At the bottom of every check you write and every check you cash or deposit, you’ll find a long string of numbers: nine digits, then a colon followed by eight more digits, one more colon and another four digits. But what do those 21 numbers really mean?
The first nine digits
These numbers actually pre-date computers. The first nine digits are your bank’s routing numbers, originally created by the American Bankers’ Association in 1910 to make check processing easier and more secure. With the creation of the Federal Reserve Bank in [year], an additional Federal Reserve number was added to the routing number to specify the type of institution and the Federal Reserve district where the account was opened.
Routing numbers help identify the paying bank – the bank responsible for honoring the check – and ensure that the person accepting the check receives the money from the payer’s bank.

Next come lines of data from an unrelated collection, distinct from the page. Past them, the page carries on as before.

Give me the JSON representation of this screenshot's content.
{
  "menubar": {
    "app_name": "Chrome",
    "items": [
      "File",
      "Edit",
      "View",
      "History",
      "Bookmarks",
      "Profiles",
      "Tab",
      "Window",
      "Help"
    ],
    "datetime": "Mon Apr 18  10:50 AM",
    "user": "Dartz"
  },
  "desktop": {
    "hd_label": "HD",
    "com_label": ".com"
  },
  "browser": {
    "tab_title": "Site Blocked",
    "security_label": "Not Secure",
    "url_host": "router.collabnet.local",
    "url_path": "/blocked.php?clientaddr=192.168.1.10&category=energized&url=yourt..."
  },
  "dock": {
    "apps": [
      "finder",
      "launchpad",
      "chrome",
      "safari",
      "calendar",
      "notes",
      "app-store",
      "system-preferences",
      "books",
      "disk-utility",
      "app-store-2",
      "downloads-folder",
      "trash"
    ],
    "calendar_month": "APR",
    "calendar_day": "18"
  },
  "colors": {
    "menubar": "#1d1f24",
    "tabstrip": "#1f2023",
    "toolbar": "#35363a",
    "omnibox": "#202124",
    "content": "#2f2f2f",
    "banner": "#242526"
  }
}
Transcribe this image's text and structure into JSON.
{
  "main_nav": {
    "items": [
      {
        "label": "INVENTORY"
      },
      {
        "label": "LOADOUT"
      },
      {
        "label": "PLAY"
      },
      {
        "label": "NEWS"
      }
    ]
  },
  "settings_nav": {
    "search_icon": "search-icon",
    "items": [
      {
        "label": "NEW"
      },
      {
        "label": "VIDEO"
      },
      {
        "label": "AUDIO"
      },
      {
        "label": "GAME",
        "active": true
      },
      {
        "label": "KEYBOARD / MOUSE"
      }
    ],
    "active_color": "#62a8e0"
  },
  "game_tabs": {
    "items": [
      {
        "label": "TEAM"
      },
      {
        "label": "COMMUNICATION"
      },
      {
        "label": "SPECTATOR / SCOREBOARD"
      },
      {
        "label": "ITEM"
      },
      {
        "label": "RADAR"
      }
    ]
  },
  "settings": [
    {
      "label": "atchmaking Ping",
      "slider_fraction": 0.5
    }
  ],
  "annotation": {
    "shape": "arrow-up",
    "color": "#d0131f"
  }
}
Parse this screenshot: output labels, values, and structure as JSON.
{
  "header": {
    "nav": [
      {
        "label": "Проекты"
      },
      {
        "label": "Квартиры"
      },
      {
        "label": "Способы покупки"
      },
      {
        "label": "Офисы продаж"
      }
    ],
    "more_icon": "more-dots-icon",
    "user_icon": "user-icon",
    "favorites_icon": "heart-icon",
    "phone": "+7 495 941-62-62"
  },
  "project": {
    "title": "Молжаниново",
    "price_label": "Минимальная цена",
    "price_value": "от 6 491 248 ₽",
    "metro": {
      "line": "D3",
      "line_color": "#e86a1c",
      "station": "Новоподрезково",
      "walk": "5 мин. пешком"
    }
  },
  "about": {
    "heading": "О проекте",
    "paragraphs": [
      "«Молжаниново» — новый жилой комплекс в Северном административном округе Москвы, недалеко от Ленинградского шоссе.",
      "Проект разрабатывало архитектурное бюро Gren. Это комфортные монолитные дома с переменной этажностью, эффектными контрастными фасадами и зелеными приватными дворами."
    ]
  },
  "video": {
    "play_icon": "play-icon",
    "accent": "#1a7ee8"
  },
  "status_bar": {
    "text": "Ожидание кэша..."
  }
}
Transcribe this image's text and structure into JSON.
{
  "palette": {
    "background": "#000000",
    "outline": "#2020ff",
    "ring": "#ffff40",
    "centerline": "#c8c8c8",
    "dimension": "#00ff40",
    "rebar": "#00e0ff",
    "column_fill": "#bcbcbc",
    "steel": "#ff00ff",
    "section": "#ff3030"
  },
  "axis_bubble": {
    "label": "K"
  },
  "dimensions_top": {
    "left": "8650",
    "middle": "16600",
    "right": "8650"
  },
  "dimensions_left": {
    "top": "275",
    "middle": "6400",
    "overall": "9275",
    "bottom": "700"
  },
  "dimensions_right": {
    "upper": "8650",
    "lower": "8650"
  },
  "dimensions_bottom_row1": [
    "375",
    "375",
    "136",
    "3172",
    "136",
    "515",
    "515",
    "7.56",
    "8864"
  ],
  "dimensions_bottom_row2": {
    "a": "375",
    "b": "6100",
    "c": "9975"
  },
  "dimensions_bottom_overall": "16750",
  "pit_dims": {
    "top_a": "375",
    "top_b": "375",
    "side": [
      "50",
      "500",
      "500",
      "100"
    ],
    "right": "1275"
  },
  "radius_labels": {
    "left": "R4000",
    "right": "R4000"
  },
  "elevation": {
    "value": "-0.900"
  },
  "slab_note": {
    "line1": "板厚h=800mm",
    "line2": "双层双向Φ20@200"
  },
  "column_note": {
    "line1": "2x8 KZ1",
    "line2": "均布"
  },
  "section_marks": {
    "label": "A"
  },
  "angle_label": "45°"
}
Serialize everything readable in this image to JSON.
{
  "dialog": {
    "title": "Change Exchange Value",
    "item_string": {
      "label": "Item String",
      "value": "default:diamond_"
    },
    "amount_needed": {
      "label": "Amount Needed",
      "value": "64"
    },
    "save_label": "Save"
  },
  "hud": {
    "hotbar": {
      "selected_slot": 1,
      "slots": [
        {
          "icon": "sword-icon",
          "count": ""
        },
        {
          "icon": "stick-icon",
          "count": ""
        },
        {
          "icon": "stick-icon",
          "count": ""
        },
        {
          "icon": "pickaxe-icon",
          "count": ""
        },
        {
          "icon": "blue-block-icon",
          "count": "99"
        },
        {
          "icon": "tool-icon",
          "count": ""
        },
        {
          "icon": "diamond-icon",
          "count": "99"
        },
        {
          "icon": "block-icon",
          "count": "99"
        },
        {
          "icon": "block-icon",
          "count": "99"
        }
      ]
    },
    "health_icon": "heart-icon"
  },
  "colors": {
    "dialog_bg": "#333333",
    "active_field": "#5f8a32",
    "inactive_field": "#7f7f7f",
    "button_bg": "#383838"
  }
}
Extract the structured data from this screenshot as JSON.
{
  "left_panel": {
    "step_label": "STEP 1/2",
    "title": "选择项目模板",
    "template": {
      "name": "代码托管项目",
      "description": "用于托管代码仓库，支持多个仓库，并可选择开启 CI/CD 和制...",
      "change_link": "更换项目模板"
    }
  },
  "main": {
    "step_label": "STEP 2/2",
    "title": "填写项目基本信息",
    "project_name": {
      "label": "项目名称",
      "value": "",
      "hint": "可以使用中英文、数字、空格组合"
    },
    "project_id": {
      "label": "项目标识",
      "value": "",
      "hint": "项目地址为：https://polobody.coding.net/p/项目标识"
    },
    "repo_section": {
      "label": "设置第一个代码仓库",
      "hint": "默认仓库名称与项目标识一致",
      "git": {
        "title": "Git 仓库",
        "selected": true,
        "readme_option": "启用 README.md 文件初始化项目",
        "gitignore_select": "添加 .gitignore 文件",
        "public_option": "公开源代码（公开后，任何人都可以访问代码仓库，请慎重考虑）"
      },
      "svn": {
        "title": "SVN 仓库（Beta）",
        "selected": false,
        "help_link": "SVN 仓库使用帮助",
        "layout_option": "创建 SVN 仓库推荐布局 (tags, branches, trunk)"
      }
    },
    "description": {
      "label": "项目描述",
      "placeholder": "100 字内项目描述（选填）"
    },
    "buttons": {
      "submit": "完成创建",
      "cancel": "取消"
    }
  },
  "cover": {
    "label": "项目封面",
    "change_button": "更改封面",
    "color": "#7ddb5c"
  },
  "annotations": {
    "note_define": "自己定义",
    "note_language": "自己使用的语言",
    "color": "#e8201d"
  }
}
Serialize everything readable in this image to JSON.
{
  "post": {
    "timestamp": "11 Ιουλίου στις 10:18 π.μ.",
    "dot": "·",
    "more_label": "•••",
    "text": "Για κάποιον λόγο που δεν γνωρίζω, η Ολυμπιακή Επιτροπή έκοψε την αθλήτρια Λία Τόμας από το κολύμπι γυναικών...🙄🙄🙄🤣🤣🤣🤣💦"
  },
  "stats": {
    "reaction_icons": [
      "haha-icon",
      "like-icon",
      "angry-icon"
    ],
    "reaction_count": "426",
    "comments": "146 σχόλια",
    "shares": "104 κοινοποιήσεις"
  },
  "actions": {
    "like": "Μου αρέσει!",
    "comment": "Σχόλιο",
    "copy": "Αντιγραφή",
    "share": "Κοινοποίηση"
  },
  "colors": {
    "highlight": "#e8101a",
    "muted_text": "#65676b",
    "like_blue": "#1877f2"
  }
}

The next eight digits
These are your account number. Just as the routing number identifies the bank where the account resides, the next eight indicate which account to debit.
The final four
You’ll notice the last four digits across the bottom of your checks are sequential. They should match your check number at the top of the check.
Since these numbers pre-date computers, you may be wondering why we still need them. These numbers still identify the bank and the account for each transaction, whether it’s a physical check or not. So when you make an online bill payment through a vendor website, you’ll need those numbers. And when you receive a digital payment from a friend, you’ll need those numbers to make sure the deposit is credited to your account.